There’s probably nothing better than taking home a wide-eyed, velvet-nosed ball of fluf,

hey, who’s rescuing who?

but even if you’ve had a kitten before, it’s wise to review the basics.   


Pre-kitten preparation.

Before you introduce Kitty to her new surroundings, safely stow items she might chew, swallow or choke on. Keep tissues, paper towels, toilet paper, pens, pencils, rubber bands, jewelry, balloons, and small items out of paw’s reach.Introduce the kitten to your house slowly. Expose the kitten to just one room initially: the whole house will be too overwhelming on the first day. Set up a bed (preferably one that has sides and a roof so the kitten feels safe in a nest), with food and water in one corner of the room, and a litter tray in the opposite corner. Show the kitten where her facilities are, and then leave her to rest. It’s been a big day for the little kitten so let her adjust and sleep for a few hours.

Give the kitten as much attention as you can. Spend as much time as possible grooming, playing, fussing and interacting with the kitten. This helps her to grow into a well-socialized, friendly adult.

Keep the kitten and your possessions safe. Keep electrical cords and devices out of the kitten’s reach to avoid her chewing on them. Child locks may be a wise investment for low cabinets if you have a particularly inquisitive kitten.

Kitty's lair

Choose a secluded room, away from other furry family members, for Kitty to adjust to her new life. Open her carrier and place it nearby along with her food, water bowls, litter box and toys.Avoid toys with small, moveable parts that can detach easily and choke animals. Dangling string, yarn or ribbons may drive cats batty, but watch that they don’t tangle or choke Kitty. Small stuffed animals and trackballs make the best playthings because they’re safe and stimulate exercise.

You may have more fun watching Kitty play than she’ll even have playing, but you’ll also want to observe her behaviour at rest. Sneak a peek at how she moves in and out of her carrier in her new room. If she dashes in fast, she may still need more time to acclimate. If she saunters, you’ll know she’s ready to explore the rest of the house

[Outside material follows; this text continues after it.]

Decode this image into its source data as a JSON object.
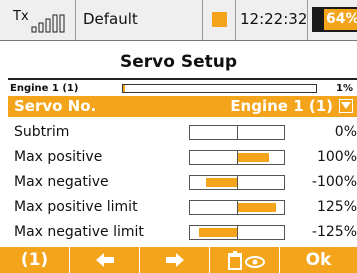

Meet the family

A kitten can take up to two weeks to fully relax, so limit human interactions those first few days, then introduce her to family members slowly, one at a time, so she learns everyone’s touch. Teach young children how to hold kittens with one hand behind their front legs, the other under their hindquarters. They also need to know that tugging at Kitty’s scruff, ears or tail is a no-no. And, though tantrums may ensue, kids four and under shouldn’t be handling Kitty at all, especially unsupervised.  Other household pets will sniff out their new sibling immediately, so introduce Kitty on her turf; don’t let her have free run of the house because that’s their territory.  Resident cat(s) can check Kitty out briefly while you observe. Should a hissy fit erupt, separate the siblings immediately and try again in a few days. As for Fido, be sure he’s properly leashed when he meets her, plus keep Kitty from running off, otherwise he may think it’s time to give chase. If all siblings play nice, reinforce their good behaviour with well-deserved treats. Also, never leave playtime unsupervised until Kitty is full-grown.


Cats have a primal instinct to explore so, at first, let Kitty roam one room at a time. Place her open carrier in the room she’s investigating in case she gets nervous and needs a hasty retreat. Let Kitty explore while you quietly watch closely in case she hides under a bed or scoots under the sofa. If she starts kneading your expensive duvet, put her back on the floor gently to teach her that your bed is off limits.

24 hours open....

Kittens need lots of nutrients and energy—about two to three times that of cats because they grow so fast. 30% of their total energy should come from protein so be sure to feed them food specifically formulated for them that first year, such as dry kitten food or nutrient-dense kitten-formula canned food. The rest of Kitty’s diet should come from high-quality dry and wet foods, packed with protein and essential amino acids to help give her wholesome nutritional support.

Unlike pups, kittens don’t wolf down all of their food in one sitting so you can conveniently set up an all-day/night buffet. Dry food is convenient because it won’t spoil if it sits for a while; be sure fresh water is always available, too. You’ll also want to keep siblings like Fido from stealing Kitty’s food by putting her bowl in an area others can’t reach.

Here Kitty, Kitty

Canines aren’t the only ones who benefit from training. Just like puppy pre-school, kitty etiquette has caught on and you can actually train your cat to come when you call.

Above all, enjoy every precious moment with the latest member of your extended family!